Population group Population (2006) % of total population (2006)
White 26,525 48%
Visible minority group South Asian 1,020 1.8%
East Asian 915 1.7%
Black 700 1.3%
Latin American 550 1%
Arab & West Asian 100 0.2%
Southeast Asian 10,815 19.6%
Other 145 0.3%
Multiracial 900 1.6%
Total visible minority population 15,145 27.4%
Aboriginal group First Nations 6,260 11.3%
Métis 6,150 11.1%
Inuit 40 0.1%
Aboriginal, n.i.e. 355 0.6%
Multiple Aboriginal identities 765 1.4%
Total Aboriginal population 13,570 24.6%
Total population 55,240 100%

Famous North-Enders[edit]

Game show host and producer Monty Hall, novelist Adele Wiseman, comedian David Steinberg, journalist Larry Zolf, politician Lloyd Axworthy, musician Burton Cummings of the Guess Who, scientist Louis Slotin and NHL player's Bill Mosienko and Terry Sawchuk.

The Genie Award winning documentary Ted Baryluk's Grocery was filmed in the area.

Katherena Vermette's poetry collection North End Love Songs, which won the Governor General's Award for English-language poetry in 2013, is titled for and inspired by the neighbourhood.[12]
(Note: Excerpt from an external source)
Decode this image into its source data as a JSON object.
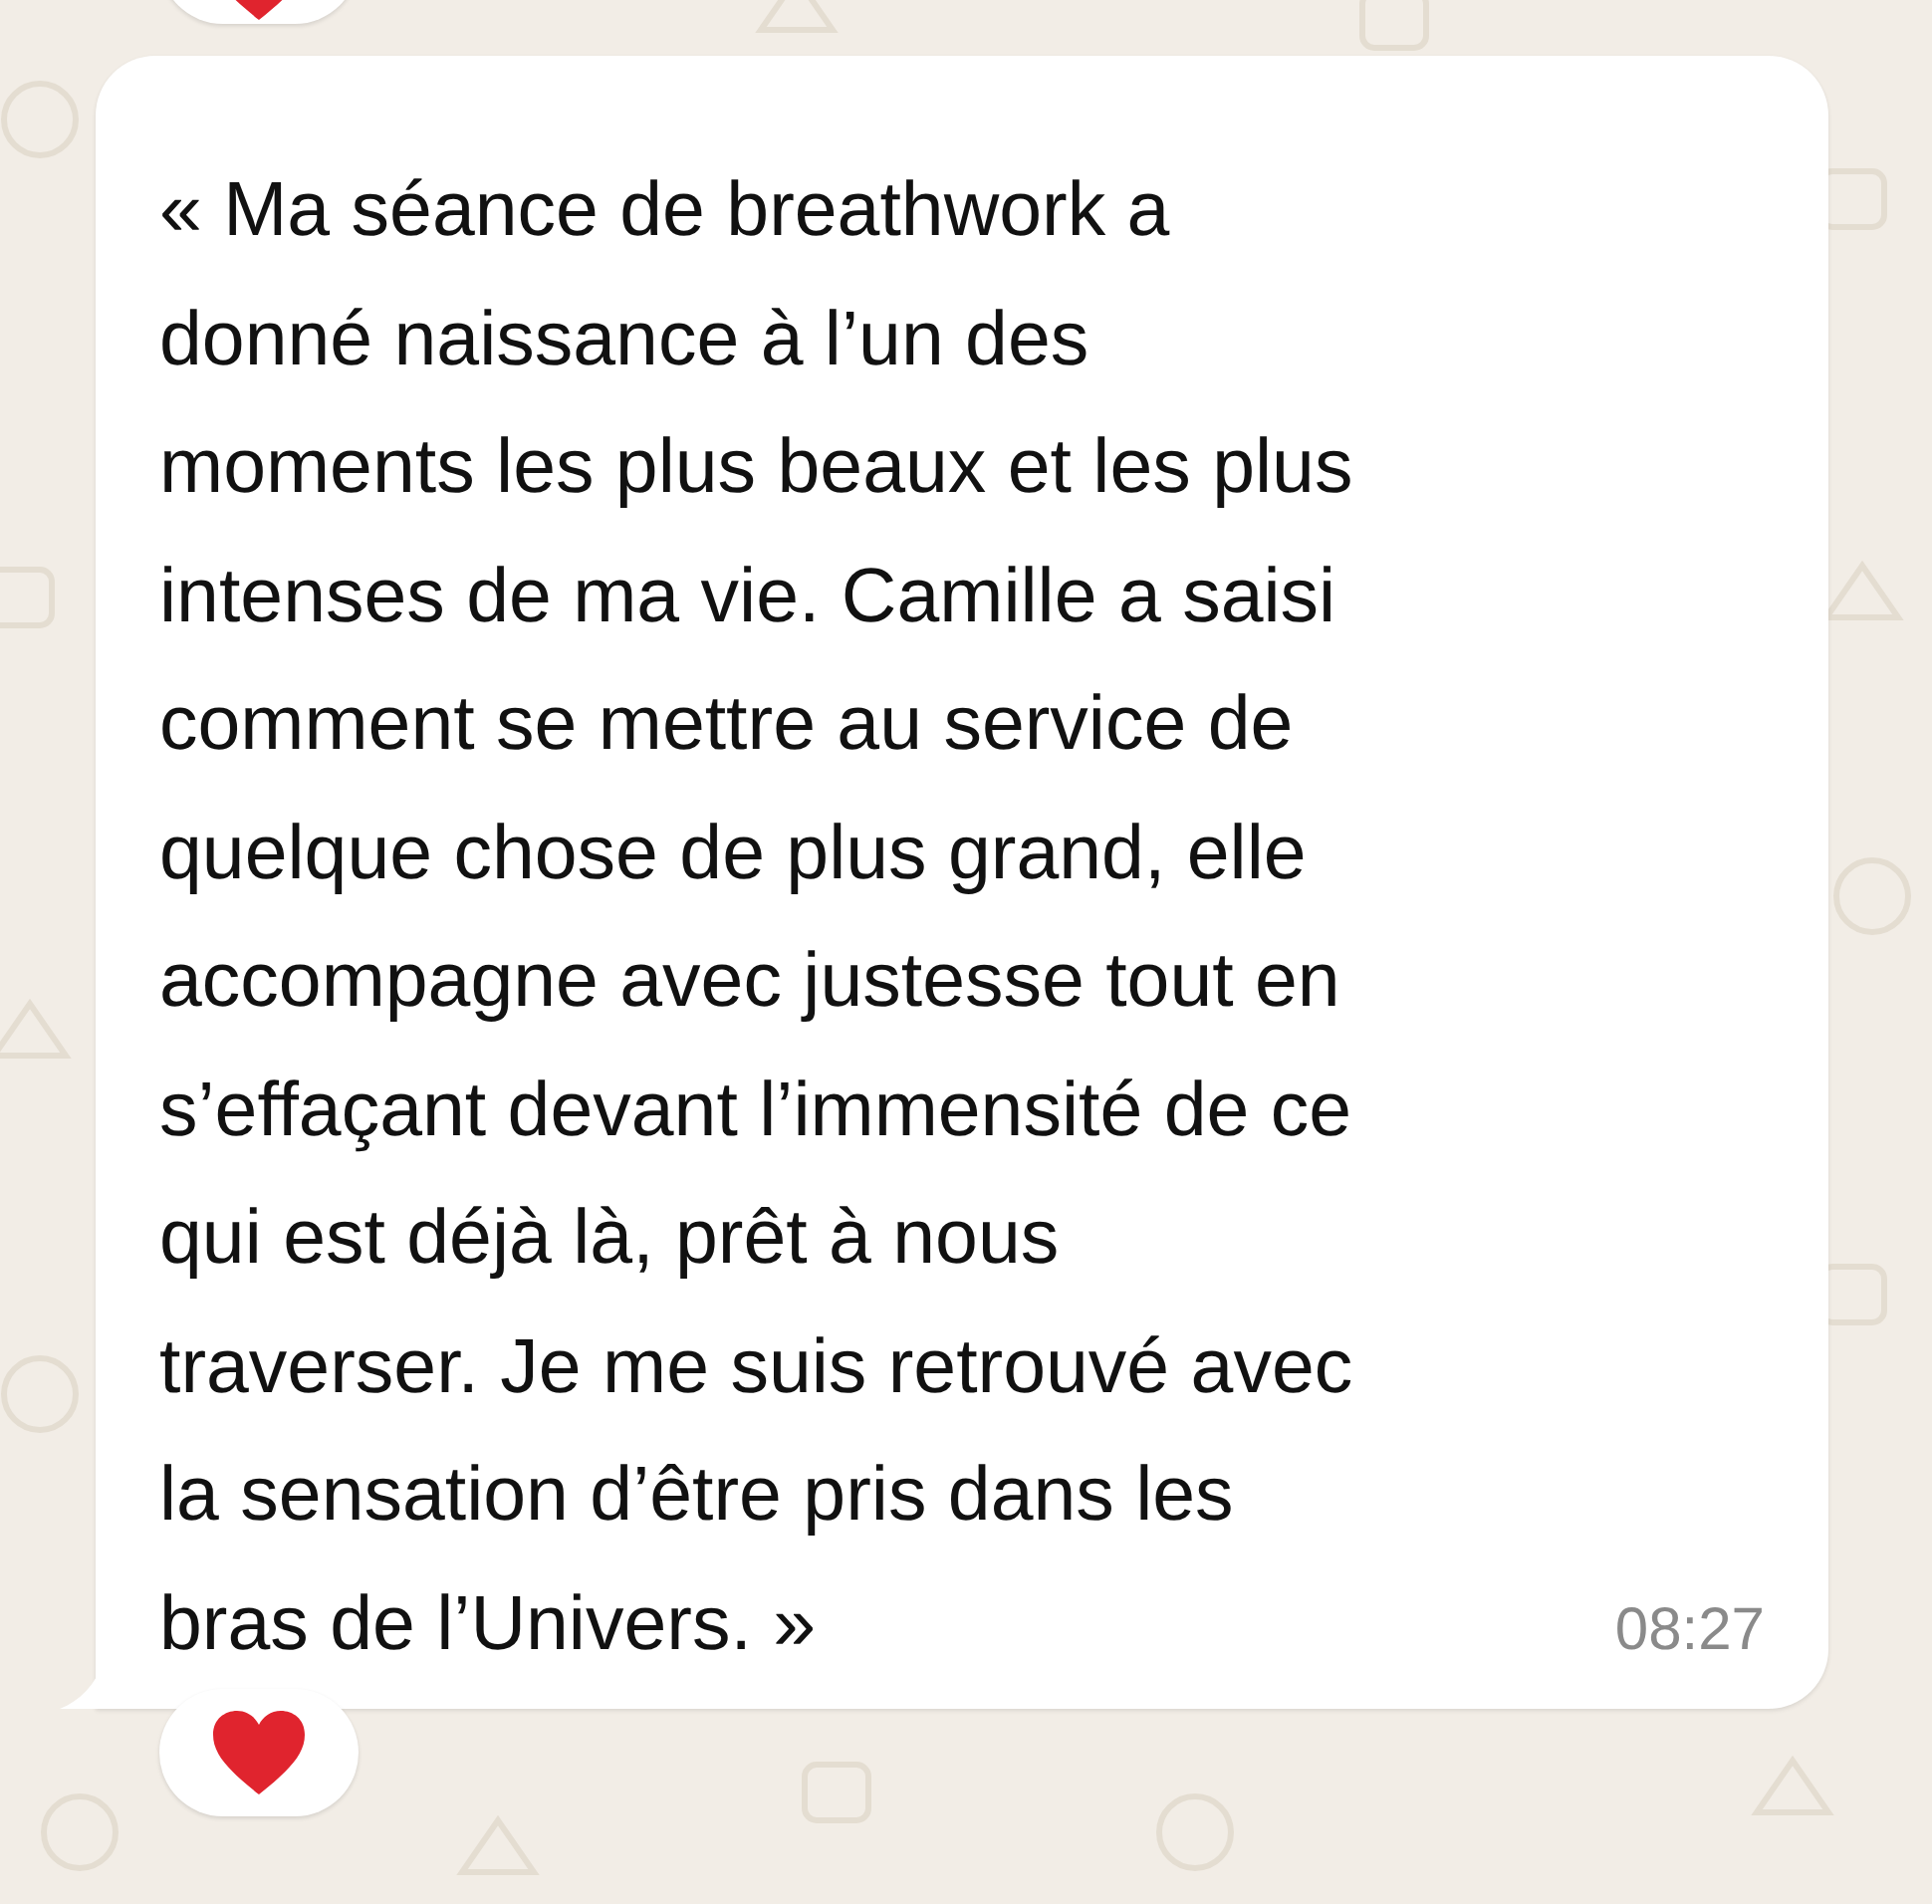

  1. ^ Paskievich, John. The North End Revisited, Photographs by John Paskievich. University of Manitoba Press, Winnipeg 2017.
  2. ^ Gourluck, Russ. The Mosaic Village, An Illustrated History of Winnipeg’s North End. Great Plains Publications, Winnipeg, 2010, page 14.
  3. ^ Martynowych, Orest T. "Ukrainian Immigrants in the City" (PDF). Ukrainian Canadian Studies at the University of Manitoba. Retrieved January 31, 2018.
  4. ^ Herstein, Harvey H.,. "The Growth of the Winnipeg Jewish Community". Manitoba Historical Society. Retrieved 2018-01-31.
  5. ^ Penner, Norman (ed.). Winnipeg 1919: The strikers’ own history of The Winnipeg General Strike, Second Edition. James Lorimer & Company, Publishers, Toronto 1975.
  6. ^ a b c
  7. ^ "Walking Tour of North Point Douglas". Manitoba Historical Society. Retrieved 2018-01-31.
  8. ^ Paquette, A.J., Markings : scenes and recollections of Winnipeg's North End, Loch & Mayberry Fine Art Inc., Winnipeg, 1995.
  9. ^
  10. ^ Crime in Winnipeg by Neighbourhoods (2012), info gathered from CrimeStat. Retrieved December 3rd, 2013
  11. ^
  12. ^ Interview with Katherena Vermette. As It Happens, November 13, 2013.

External links[edit]